'Accurate, objective, comprehensive': that was Voice of America's creed, but now its masters want it to promote US policy, reports Rupert Cornwell
Why Japan's incredible long-distance runners will never win the London Marathon

Japan's incredible long-distance runners

Every year, Japanese long-distance runners post some of the world's fastest times – yet, come next weekend, not a single elite competitor from the country will be at the London Marathon
Why does Tom Drury remain the greatest writer you've never heard of?

Tom Drury: The quiet American

His debut was considered one of the finest novels of the past 50 years, and he is every bit the equal of his contemporaries, Jonathan Franzen, Dave Eggers and David Foster Wallace
You should judge a person by how they peel a potato

You should judge a person by how they peel a potato

Dave Hax's domestic tips are reminiscent of George Orwell's tea routine.

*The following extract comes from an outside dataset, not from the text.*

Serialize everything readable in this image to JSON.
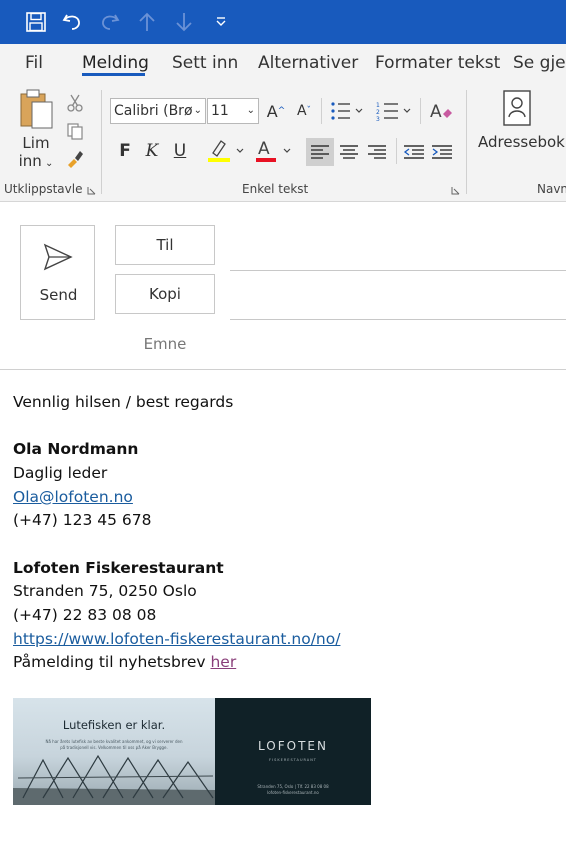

The world might need revolution, but we like to sweat the small stuff, says DJ Taylor
Beige is back: The drab car colours of the 1970s are proving popular again

Beige to the future

Flares and flounce are back on catwalks but a revival in ’70s car paintjobs was a stack-heeled step too far – until now
Bill Granger recipes: Our chef's dishes highlight the delicate essence of fresh cheeses

Bill Granger cooks with fresh cheeses

More delicate on the palate, milder, fresh cheeses can also be kinder to the waistline
Aston Villa vs Liverpool: 'This FA Cup run has been wonderful,' says veteran Shay Given

Shay Given: 'This FA Cup run has been wonderful'

The Villa keeper has been overlooked for a long time and has unhappy memories of the national stadium – but he is savouring his chance to play at Wembley
Timeless drama of Championship race in league of its own - Michael Calvin

Michael Calvin's Last Word

Timeless drama of Championship race in league of its own